Segment Start: PROVIDED DATA
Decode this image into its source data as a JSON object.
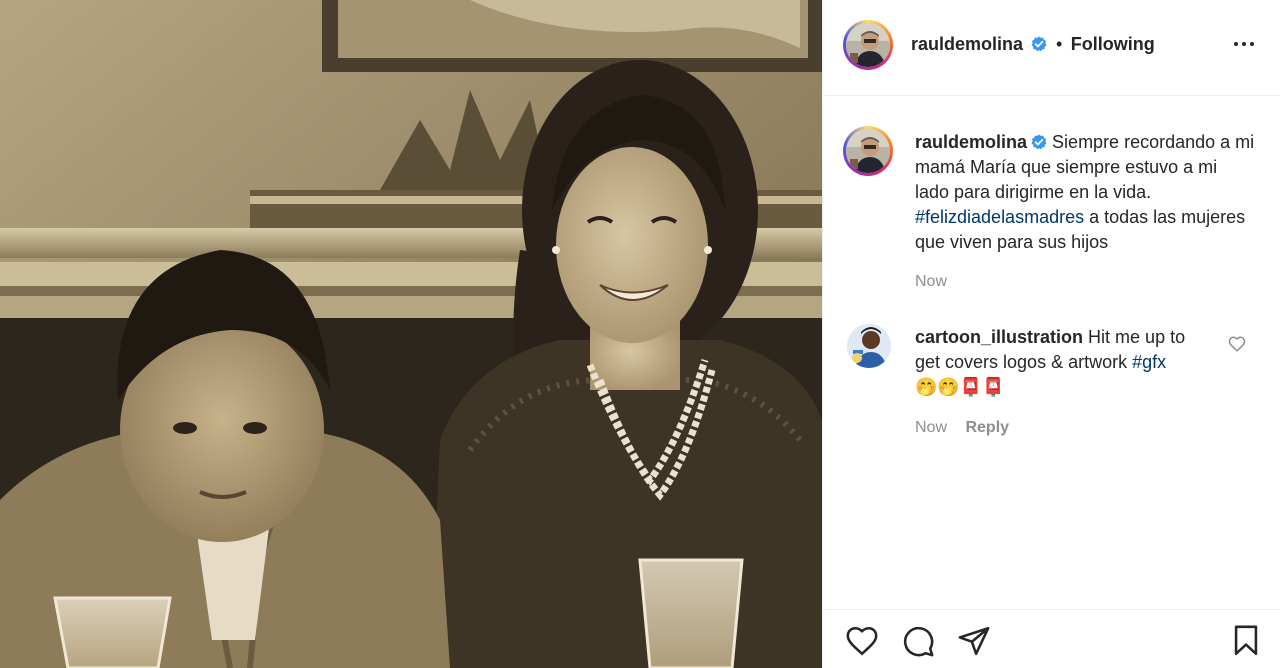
{
  "post": {
    "author": {
      "username": "rauldemolina",
      "verified": true,
      "follow_status": "Following",
      "separator": "•"
    },
    "caption": {
      "username": "rauldemolina",
      "text_1": "Siempre recordando a mi mamá María que siempre estuvo a mi lado para dirigirme en la vida.",
      "hashtag": "#felizdiadelasmadres",
      "text_2": "a todas las mujeres que viven para sus hijos",
      "timestamp": "Now"
    },
    "comments": [
      {
        "username": "cartoon_illustration",
        "text": "Hit me up to get covers logos & artwork",
        "hashtag": "#gfx",
        "emojis": "🤭🤭📮📮",
        "timestamp": "Now",
        "reply_label": "Reply"
      }
    ],
    "actions": {
      "like": "heart-icon",
      "comment": "comment-icon",
      "share": "share-icon",
      "save": "bookmark-icon"
    },
    "more_icon": "more-options-icon"
  },
  "colors": {
    "text": "#262626",
    "muted": "#8e8e8e",
    "hashtag": "#00376b",
    "verified": "#3897f0",
    "divider": "#efefef"
  }
}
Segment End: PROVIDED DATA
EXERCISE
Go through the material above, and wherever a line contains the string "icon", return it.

OUTPUT FOR THIS TASK
      "like": "heart-icon",
      "comment": "comment-icon",
      "share": "share-icon",
      "save": "bookmark-icon"
    "more_icon": "more-options-icon"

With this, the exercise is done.